Stored data entries:

=====

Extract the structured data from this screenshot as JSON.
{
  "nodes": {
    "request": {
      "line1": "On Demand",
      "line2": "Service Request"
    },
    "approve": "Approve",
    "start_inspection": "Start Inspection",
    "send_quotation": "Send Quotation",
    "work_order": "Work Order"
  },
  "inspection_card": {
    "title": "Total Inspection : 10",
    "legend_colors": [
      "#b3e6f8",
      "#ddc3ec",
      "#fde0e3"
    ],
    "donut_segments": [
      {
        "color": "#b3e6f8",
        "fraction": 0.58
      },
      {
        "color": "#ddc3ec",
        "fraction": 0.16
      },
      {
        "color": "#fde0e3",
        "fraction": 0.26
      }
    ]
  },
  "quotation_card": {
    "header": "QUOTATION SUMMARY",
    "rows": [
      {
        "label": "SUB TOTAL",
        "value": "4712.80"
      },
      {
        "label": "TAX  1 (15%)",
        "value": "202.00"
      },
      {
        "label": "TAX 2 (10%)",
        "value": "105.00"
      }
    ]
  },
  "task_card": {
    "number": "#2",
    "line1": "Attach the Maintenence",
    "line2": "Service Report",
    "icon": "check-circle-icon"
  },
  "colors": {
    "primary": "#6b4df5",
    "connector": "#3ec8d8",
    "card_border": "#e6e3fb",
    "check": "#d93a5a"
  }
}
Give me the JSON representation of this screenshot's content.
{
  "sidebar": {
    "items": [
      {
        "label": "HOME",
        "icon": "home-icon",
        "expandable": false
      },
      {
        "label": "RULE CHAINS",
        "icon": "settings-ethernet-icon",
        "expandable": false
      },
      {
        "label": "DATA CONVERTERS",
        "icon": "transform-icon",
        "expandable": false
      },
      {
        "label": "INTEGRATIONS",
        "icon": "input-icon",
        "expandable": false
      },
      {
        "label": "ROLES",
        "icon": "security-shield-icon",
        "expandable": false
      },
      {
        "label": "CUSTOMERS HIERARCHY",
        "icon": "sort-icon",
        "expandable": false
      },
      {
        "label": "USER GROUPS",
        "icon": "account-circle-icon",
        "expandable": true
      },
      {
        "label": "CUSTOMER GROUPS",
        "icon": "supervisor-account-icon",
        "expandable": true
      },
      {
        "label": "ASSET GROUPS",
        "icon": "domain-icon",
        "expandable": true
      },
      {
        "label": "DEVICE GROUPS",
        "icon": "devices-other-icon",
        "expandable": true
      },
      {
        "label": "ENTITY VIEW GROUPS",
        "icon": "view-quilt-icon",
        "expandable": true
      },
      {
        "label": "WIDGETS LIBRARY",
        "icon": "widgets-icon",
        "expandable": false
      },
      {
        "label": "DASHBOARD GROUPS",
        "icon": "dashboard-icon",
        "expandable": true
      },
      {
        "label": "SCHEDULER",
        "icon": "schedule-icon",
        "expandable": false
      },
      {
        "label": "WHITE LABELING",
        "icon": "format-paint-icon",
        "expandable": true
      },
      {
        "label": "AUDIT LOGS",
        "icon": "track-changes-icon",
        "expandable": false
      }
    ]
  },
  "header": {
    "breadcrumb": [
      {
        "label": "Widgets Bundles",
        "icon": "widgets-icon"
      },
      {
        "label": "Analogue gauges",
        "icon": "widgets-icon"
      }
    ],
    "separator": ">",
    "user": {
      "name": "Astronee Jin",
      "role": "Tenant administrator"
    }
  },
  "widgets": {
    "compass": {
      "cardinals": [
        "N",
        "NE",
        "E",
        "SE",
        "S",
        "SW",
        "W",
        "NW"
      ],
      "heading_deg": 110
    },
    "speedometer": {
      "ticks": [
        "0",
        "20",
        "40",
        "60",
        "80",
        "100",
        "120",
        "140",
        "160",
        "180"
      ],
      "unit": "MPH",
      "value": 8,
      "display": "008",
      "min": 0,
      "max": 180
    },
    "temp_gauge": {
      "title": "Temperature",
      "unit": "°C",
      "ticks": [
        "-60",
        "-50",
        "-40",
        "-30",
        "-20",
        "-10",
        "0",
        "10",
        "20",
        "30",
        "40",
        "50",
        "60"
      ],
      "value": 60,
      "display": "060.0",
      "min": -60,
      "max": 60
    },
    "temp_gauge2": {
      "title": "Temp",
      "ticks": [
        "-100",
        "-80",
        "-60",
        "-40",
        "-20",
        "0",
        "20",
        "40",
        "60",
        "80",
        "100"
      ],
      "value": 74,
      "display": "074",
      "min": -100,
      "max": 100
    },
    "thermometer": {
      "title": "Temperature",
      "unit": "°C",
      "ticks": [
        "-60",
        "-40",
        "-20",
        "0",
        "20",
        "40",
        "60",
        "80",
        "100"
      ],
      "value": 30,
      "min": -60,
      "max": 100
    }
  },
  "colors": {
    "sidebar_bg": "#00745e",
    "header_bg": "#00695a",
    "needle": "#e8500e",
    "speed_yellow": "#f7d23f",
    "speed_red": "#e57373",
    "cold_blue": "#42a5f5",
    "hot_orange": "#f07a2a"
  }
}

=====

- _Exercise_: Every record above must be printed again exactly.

- _Output_:
Extract the structured data from this screenshot as JSON.
{
  "nodes": {
    "request": {
      "line1": "On Demand",
      "line2": "Service Request"
    },
    "approve": "Approve",
    "start_inspection": "Start Inspection",
    "send_quotation": "Send Quotation",
    "work_order": "Work Order"
  },
  "inspection_card": {
    "title": "Total Inspection : 10",
    "legend_colors": [
      "#b3e6f8",
      "#ddc3ec",
      "#fde0e3"
    ],
    "donut_segments": [
      {
        "color": "#b3e6f8",
        "fraction": 0.58
      },
      {
        "color": "#ddc3ec",
        "fraction": 0.16
      },
      {
        "color": "#fde0e3",
        "fraction": 0.26
      }
    ]
  },
  "quotation_card": {
    "header": "QUOTATION SUMMARY",
    "rows": [
      {
        "label": "SUB TOTAL",
        "value": "4712.80"
      },
      {
        "label": "TAX  1 (15%)",
        "value": "202.00"
      },
      {
        "label": "TAX 2 (10%)",
        "value": "105.00"
      }
    ]
  },
  "task_card": {
    "number": "#2",
    "line1": "Attach the Maintenence",
    "line2": "Service Report",
    "icon": "check-circle-icon"
  },
  "colors": {
    "primary": "#6b4df5",
    "connector": "#3ec8d8",
    "card_border": "#e6e3fb",
    "check": "#d93a5a"
  }
}
Give me the JSON representation of this screenshot's content.
{
  "sidebar": {
    "items": [
      {
        "label": "HOME",
        "icon": "home-icon",
        "expandable": false
      },
      {
        "label": "RULE CHAINS",
        "icon": "settings-ethernet-icon",
        "expandable": false
      },
      {
        "label": "DATA CONVERTERS",
        "icon": "transform-icon",
        "expandable": false
      },
      {
        "label": "INTEGRATIONS",
        "icon": "input-icon",
        "expandable": false
      },
      {
        "label": "ROLES",
        "icon": "security-shield-icon",
        "expandable": false
      },
      {
        "label": "CUSTOMERS HIERARCHY",
        "icon": "sort-icon",
        "expandable": false
      },
      {
        "label": "USER GROUPS",
        "icon": "account-circle-icon",
        "expandable": true
      },
      {
        "label": "CUSTOMER GROUPS",
        "icon": "supervisor-account-icon",
        "expandable": true
      },
      {
        "label": "ASSET GROUPS",
        "icon": "domain-icon",
        "expandable": true
      },
      {
        "label": "DEVICE GROUPS",
        "icon": "devices-other-icon",
        "expandable": true
      },
      {
        "label": "ENTITY VIEW GROUPS",
        "icon": "view-quilt-icon",
        "expandable": true
      },
      {
        "label": "WIDGETS LIBRARY",
        "icon": "widgets-icon",
        "expandable": false
      },
      {
        "label": "DASHBOARD GROUPS",
        "icon": "dashboard-icon",
        "expandable": true
      },
      {
        "label": "SCHEDULER",
        "icon": "schedule-icon",
        "expandable": false
      },
      {
        "label": "WHITE LABELING",
        "icon": "format-paint-icon",
        "expandable": true
      },
      {
        "label": "AUDIT LOGS",
        "icon": "track-changes-icon",
        "expandable": false
      }
    ]
  },
  "header": {
    "breadcrumb": [
      {
        "label": "Widgets Bundles",
        "icon": "widgets-icon"
      },
      {
        "label": "Analogue gauges",
        "icon": "widgets-icon"
      }
    ],
    "separator": ">",
    "user": {
      "name": "Astronee Jin",
      "role": "Tenant administrator"
    }
  },
  "widgets": {
    "compass": {
      "cardinals": [
        "N",
        "NE",
        "E",
        "SE",
        "S",
        "SW",
        "W",
        "NW"
      ],
      "heading_deg": 110
    },
    "speedometer": {
      "ticks": [
        "0",
        "20",
        "40",
        "60",
        "80",
        "100",
        "120",
        "140",
        "160",
        "180"
      ],
      "unit": "MPH",
      "value": 8,
      "display": "008",
      "min": 0,
      "max": 180
    },
    "temp_gauge": {
      "title": "Temperature",
      "unit": "°C",
      "ticks": [
        "-60",
        "-50",
        "-40",
        "-30",
        "-20",
        "-10",
        "0",
        "10",
        "20",
        "30",
        "40",
        "50",
        "60"
      ],
      "value": 60,
      "display": "060.0",
      "min": -60,
      "max": 60
    },
    "temp_gauge2": {
      "title": "Temp",
      "ticks": [
        "-100",
        "-80",
        "-60",
        "-40",
        "-20",
        "0",
        "20",
        "40",
        "60",
        "80",
        "100"
      ],
      "value": 74,
      "display": "074",
      "min": -100,
      "max": 100
    },
    "thermometer": {
      "title": "Temperature",
      "unit": "°C",
      "ticks": [
        "-60",
        "-40",
        "-20",
        "0",
        "20",
        "40",
        "60",
        "80",
        "100"
      ],
      "value": 30,
      "min": -60,
      "max": 100
    }
  },
  "colors": {
    "sidebar_bg": "#00745e",
    "header_bg": "#00695a",
    "needle": "#e8500e",
    "speed_yellow": "#f7d23f",
    "speed_red": "#e57373",
    "cold_blue": "#42a5f5",
    "hot_orange": "#f07a2a"
  }
}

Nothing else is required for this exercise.